(Extracted data entries)
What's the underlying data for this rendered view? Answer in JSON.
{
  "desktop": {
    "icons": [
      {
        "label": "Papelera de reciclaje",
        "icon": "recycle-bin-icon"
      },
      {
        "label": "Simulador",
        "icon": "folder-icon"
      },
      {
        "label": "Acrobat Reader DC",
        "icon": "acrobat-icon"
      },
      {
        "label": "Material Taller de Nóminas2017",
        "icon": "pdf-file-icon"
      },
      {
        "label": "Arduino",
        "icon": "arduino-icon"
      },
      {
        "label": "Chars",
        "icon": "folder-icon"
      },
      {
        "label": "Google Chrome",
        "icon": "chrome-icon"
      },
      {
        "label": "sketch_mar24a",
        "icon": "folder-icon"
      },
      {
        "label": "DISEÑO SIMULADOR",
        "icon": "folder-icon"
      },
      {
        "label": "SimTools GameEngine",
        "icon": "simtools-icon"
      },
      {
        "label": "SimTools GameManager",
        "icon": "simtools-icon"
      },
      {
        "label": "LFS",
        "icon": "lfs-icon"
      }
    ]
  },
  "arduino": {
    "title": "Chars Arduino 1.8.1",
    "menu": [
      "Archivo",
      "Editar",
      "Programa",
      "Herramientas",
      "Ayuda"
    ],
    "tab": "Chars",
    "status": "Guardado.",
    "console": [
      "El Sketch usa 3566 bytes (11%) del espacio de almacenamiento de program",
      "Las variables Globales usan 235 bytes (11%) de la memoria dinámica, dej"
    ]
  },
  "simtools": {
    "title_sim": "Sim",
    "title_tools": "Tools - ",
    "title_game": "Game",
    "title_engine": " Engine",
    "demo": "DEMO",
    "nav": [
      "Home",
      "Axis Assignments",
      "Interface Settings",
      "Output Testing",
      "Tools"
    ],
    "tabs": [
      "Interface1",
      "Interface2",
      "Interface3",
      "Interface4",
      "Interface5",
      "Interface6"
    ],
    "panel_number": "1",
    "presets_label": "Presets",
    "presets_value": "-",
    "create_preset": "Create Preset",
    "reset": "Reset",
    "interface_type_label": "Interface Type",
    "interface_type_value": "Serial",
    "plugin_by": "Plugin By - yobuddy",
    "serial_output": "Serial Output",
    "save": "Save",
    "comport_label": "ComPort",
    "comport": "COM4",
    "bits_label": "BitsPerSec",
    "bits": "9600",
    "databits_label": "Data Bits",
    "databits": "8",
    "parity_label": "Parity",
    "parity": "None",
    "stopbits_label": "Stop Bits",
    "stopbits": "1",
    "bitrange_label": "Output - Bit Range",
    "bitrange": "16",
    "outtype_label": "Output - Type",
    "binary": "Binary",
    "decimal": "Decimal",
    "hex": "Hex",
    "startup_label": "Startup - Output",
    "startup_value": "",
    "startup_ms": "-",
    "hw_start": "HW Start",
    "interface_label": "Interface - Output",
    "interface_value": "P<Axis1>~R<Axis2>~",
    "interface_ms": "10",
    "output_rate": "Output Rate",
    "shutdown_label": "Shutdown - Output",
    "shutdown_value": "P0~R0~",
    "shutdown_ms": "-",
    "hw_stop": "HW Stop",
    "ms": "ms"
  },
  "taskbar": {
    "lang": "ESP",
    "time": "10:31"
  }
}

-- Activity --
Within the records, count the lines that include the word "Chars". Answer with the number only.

-- The completed task --
3